The story, by Maureen O’Connor, makes use of a decade’s worth of big-data analytics from the website Pornhub, which attracts 75 million visitors a day. The result is what she calls “the Kinsey Report of Our Time” — an unvarnished and unfiltered portrait of the unchecked libido.

Since this is a family newspaper, readers will have to learn the more salacious details of O’Connor’s article by consulting it for themselves. But one important point stands out. “Pornography trains us to redirect sexual desire as mimetic desire,” she writes. “That is, the sociological theory — and the marketers’ dream — that humans learn to want what they see.”

Steve Jobs expressed a similar thought in 1998: “People don’t know what they want until you show it to them.” Technology doesn’t merely service needs. It also teaches wants. You never thought you’d need an iPhone, but you do. You didn’t know you were into kinky massage videos, but you are. We discover our innermost — and bottommost selves — only when someone else opens the basement door.

That is what Twitter has been for our politics. Short-form writing can be informative, aphoristic and funny. Twitter is terrific when tailored as a personalized wire service and can be a useful way to communicate with readers. And where would our literary culture be without @WtfRenaissance or @LosFelizDaycare?

But Twitter’s degrading uses tend to overwhelm its elevating one. If pornography is about the naked, grunting body, Twitter is about the naked, grunting brain. It’s whatever pops out. And what pops out is altogether too revealing.

Another insight from O’Connor’s article: “Porn has always been a place for indulging irrational, secret and socially unacceptable desires — which makes it a place where people feel free to let their racial prejudices and fantasies run wild, too.”

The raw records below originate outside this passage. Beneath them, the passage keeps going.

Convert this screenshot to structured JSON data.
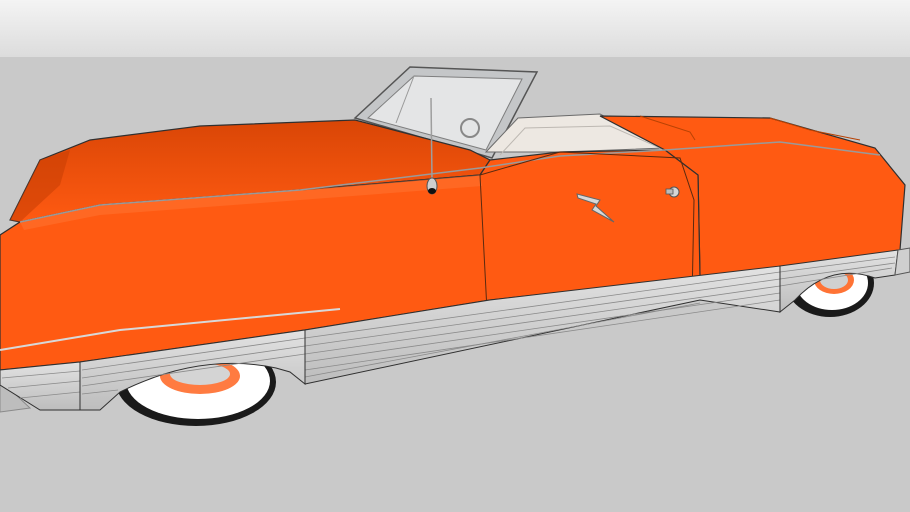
{
  "scene": {
    "subject": "car-model",
    "colors": {
      "sky_top": "#f2f2f2",
      "sky_bottom": "#d6d6d6",
      "ground": "#c8c8c8",
      "body": "#ff5a12",
      "body_shade": "#e24a08",
      "body_dark": "#c43c04",
      "trim": "#d2d2d2",
      "trim_line": "#8a8a8a",
      "outline": "#202020",
      "whitewall": "#ffffff",
      "tire": "#1a1a1a",
      "interior": "#ece7e1",
      "glass": "#bfc2c4"
    }
  }
}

Twitter is no different. Bigotry flourishes on Twitter, since it offers the bigot the benefits of anonymity along with instantaneous, uncensored self-publication. It’s the place where their political minds can be as foul as they want to be — without the expense or reputational risk of showing their face at a Richard Spencer rally.

Twitter doesn’t merely amplify ugliness. It erases nuance, coarsens thought, turns into a game of “Telephone” in which original meaning becomes hopelessly garbled with every successive retweet. It also facilitates a form of self-righteous digital bullying and moblike behavior that can wreck people’s lives.

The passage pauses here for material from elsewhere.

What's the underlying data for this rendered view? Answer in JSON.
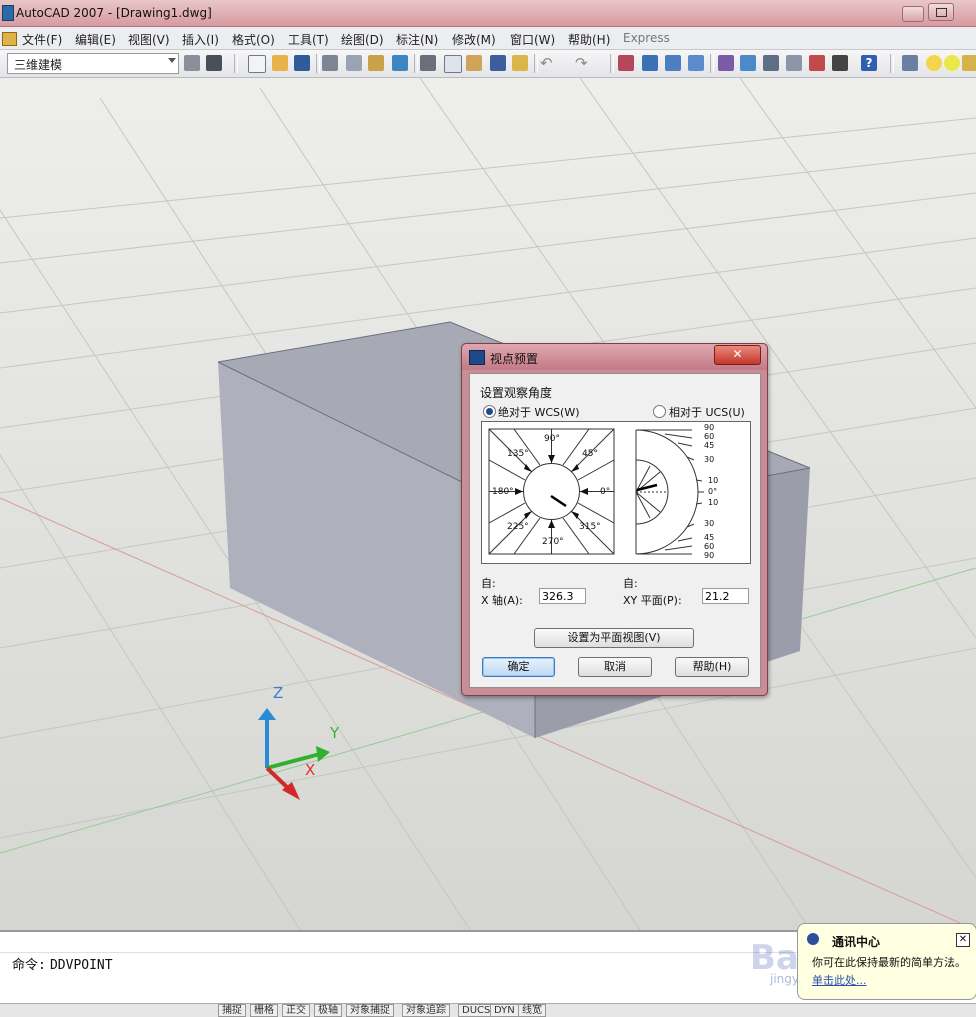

Ask Justine Sacco, a PR executive who in 2013 sent an ironic tweet to her 170 followers just as she was about to step on a flight to Cape Town. “Going to Africa,” she wrote. “Hope I don’t get AIDS. Just kidding. I’m white!”

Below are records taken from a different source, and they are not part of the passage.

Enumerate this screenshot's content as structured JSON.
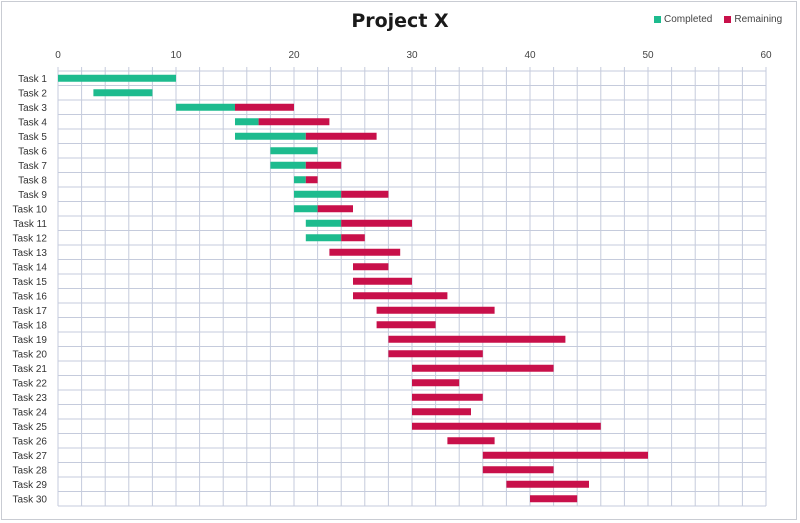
{
  "chart_data": {
    "type": "bar",
    "orientation": "horizontal-stacked-gantt",
    "title": "Project X",
    "xlabel": "",
    "ylabel": "",
    "xlim": [
      0,
      60
    ],
    "xticks": [
      0,
      10,
      20,
      30,
      40,
      50,
      60
    ],
    "minor_grid_step": 2,
    "grid": true,
    "legend_position": "top-right",
    "legend": [
      {
        "name": "Completed",
        "color": "#1dbb8e"
      },
      {
        "name": "Remaining",
        "color": "#c8104a"
      }
    ],
    "categories": [
      "Task 1",
      "Task 2",
      "Task 3",
      "Task 4",
      "Task 5",
      "Task 6",
      "Task 7",
      "Task 8",
      "Task 9",
      "Task 10",
      "Task 11",
      "Task 12",
      "Task 13",
      "Task 14",
      "Task 15",
      "Task 16",
      "Task 17",
      "Task 18",
      "Task 19",
      "Task 20",
      "Task 21",
      "Task 22",
      "Task 23",
      "Task 24",
      "Task 25",
      "Task 26",
      "Task 27",
      "Task 28",
      "Task 29",
      "Task 30"
    ],
    "start": [
      0,
      3,
      10,
      15,
      15,
      18,
      18,
      20,
      20,
      20,
      21,
      21,
      23,
      25,
      25,
      25,
      27,
      27,
      28,
      28,
      30,
      30,
      30,
      30,
      30,
      33,
      36,
      36,
      38,
      40
    ],
    "series": [
      {
        "name": "Completed",
        "values": [
          10,
          5,
          5,
          2,
          6,
          4,
          3,
          1,
          4,
          2,
          3,
          3,
          0,
          0,
          0,
          0,
          0,
          0,
          0,
          0,
          0,
          0,
          0,
          0,
          0,
          0,
          0,
          0,
          0,
          0
        ]
      },
      {
        "name": "Remaining",
        "values": [
          0,
          0,
          5,
          6,
          6,
          0,
          3,
          1,
          4,
          3,
          6,
          2,
          6,
          3,
          5,
          8,
          10,
          5,
          15,
          8,
          12,
          4,
          6,
          5,
          16,
          4,
          14,
          6,
          7,
          4
        ]
      }
    ]
  }
}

She emerged from the plane to discover that what she had intended as a mordant observation about white privilege hadn’t been read that way, and that in 11 short hours she had become the poster racist in a worldwide shaming campaign. She lost her job. Twitter, as the author Jon Ronson has noted, is the 21st century’s answer to the pillory.

That, too, is part of the pornography of Twitter: pleasurably bearing witness to the mockery or humiliation of others. Things we would never say in person, acts we would never perform, become safe to indulge thanks to the prophylactic of a digital interface. After I took this job, one wag on Twitter wrote that he hoped I’d be “Danny Pearl-ed.” He must have found it funny. My 11-year-old son didn’t.

No discussion of the evils of Twitter would be complete without trying to understand the 45th president’s fondness for it. It should be no surprise that he’s a keen user, since it’s the reptilian medium for the reptilian brain.

But it’s also ideally suited for his style of crowd politics: unmediated, blunt and burstlike. It’s how he escapes the softening influence of his advisers and speechwriters. It’s how he maintains the aura of charismatic authenticity that is the prerequisite of populist politics. It’s how he pretends to mingle with his followers while increasing his distance from them. Juan Perón would have loved Twitter.

Politics, like eros, can open the way to the elevation of our souls. Or it can do the opposite. Time for people who care about politics and souls to get off Twitter.